Running back Daryl Johnston has enjoyed nine years of fame, glory and record setting, competing with and against some of the most talented professional athletes in the country. But it took a nine-year-old boy named Michael to make the Dallas Cowboy sportsman of the year.

Recently, Sprint held a nationwide contest among fifth graders to write essays about their sports heroes. This year, the company had three very worthy nominees in this region: Richie Cunningham, Emmitt Smith and Johnston.

More than 3,000 students nationwide scrutinized the on- and off-field records of their NFL athletes, and the winner: Michael Mitchell of St. Patrick’s Catholic School. For his accomplishment, Michael received two game tickets, a plaque, a T-shirt and hat, and a visit from Johnston.

“I was shocked!” Michael says. “I enjoyed standing next to and introducing ‘Moose’ Johnston as NFL’s Sportman of the Year. It was a lot of fun.”

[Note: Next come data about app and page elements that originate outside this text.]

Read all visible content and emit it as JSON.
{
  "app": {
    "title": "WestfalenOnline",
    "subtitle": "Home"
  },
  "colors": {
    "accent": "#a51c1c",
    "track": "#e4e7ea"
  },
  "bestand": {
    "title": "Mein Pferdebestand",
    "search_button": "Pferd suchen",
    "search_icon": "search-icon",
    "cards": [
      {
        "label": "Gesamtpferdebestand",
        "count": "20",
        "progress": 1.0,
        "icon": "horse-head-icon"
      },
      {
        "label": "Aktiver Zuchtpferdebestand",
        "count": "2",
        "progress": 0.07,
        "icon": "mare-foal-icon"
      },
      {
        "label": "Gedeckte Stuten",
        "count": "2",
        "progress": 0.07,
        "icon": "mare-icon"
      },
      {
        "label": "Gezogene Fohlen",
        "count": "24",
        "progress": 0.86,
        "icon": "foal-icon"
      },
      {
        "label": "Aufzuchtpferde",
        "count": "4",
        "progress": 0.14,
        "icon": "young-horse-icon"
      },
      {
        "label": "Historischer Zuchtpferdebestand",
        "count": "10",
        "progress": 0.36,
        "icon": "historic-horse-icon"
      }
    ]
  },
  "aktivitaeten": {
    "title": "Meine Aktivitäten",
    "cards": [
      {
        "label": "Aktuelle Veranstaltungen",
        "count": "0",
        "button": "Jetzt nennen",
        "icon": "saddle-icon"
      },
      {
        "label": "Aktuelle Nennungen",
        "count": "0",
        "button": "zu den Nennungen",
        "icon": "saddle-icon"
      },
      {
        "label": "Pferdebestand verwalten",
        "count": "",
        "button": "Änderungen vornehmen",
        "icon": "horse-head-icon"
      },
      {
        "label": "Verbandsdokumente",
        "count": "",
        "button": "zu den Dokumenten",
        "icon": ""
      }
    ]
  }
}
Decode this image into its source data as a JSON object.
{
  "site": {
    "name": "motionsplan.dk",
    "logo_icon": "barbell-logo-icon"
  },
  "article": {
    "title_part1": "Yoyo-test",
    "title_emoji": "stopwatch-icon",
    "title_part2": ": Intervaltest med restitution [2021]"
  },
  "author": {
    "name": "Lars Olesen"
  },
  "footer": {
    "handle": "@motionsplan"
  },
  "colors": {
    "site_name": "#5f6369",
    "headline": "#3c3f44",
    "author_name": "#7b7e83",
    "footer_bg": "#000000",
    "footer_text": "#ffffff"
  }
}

The essay guidelines required students to focus on what a good sportsman is and who best represents the definition. Michael was impressed with Johnston’s record as a literacy advocate.

In his essay, he wrote: “To me, Daryl ‘Moose’ Johnston is a great role model on and off the field. He always plays fair with a good attitude. Off the field, he is involved in many charities, including Children’s Literacy, which is very important.”

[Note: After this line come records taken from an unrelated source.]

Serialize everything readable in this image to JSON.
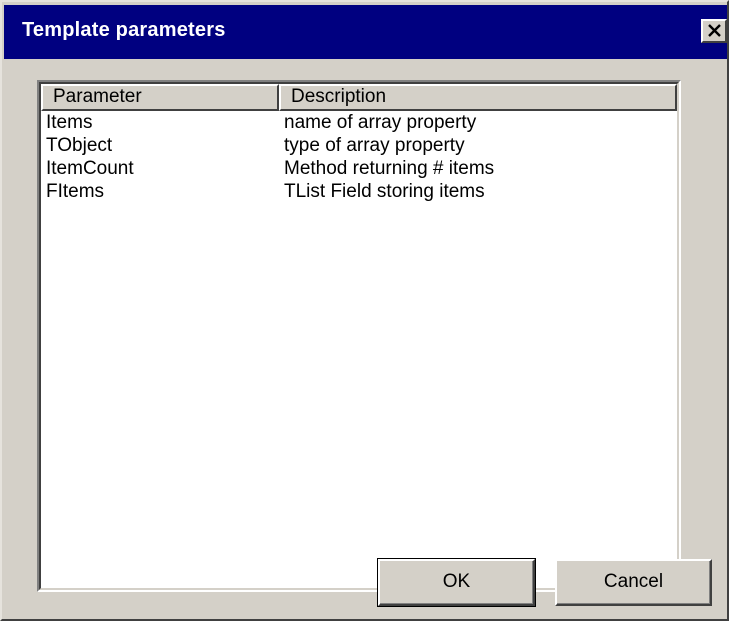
{
  "window": {
    "title": "Template parameters",
    "close_icon": "close-icon"
  },
  "list": {
    "columns": [
      {
        "label": "Parameter"
      },
      {
        "label": "Description"
      }
    ],
    "rows": [
      {
        "parameter": "Items",
        "description": "name of array property"
      },
      {
        "parameter": "TObject",
        "description": "type of array property"
      },
      {
        "parameter": "ItemCount",
        "description": "Method returning # items"
      },
      {
        "parameter": "FItems",
        "description": "TList Field storing items"
      }
    ]
  },
  "buttons": {
    "ok_label": "OK",
    "cancel_label": "Cancel"
  },
  "colors": {
    "titlebar": "#000080",
    "face": "#d4d0c8"
  }
}
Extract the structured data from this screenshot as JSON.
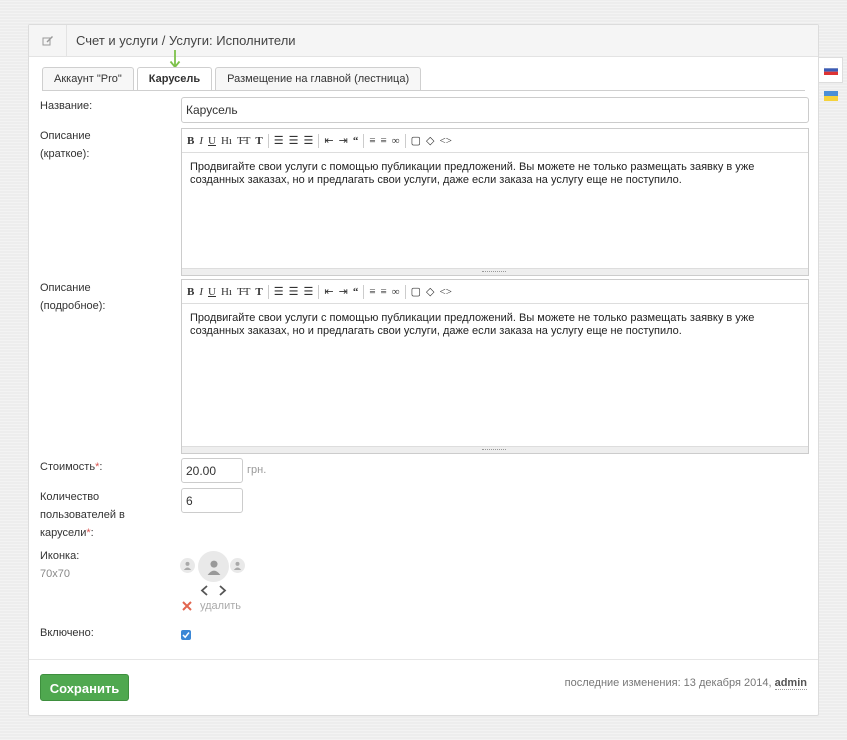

Johnston is focused on literacy among the nation’s young. He participated in Governor George W. Bush’s reading summit in Dallas, and has joined with Half Price Books for the past five years to promote the company’s national literacy project.

Johnston also is featured on a free poster given to literacy groups and libraries that explains the need for tutors and volunteers. He has participated in a number of fund-raisers in our City, and even appeared on the PBS show “Wishbone” to promote literacy.

In addition to Michael’s personal prizes, a donation to a literacy charity was made in his name, and St. Patrick’s received $1,000 to be used for educational materials.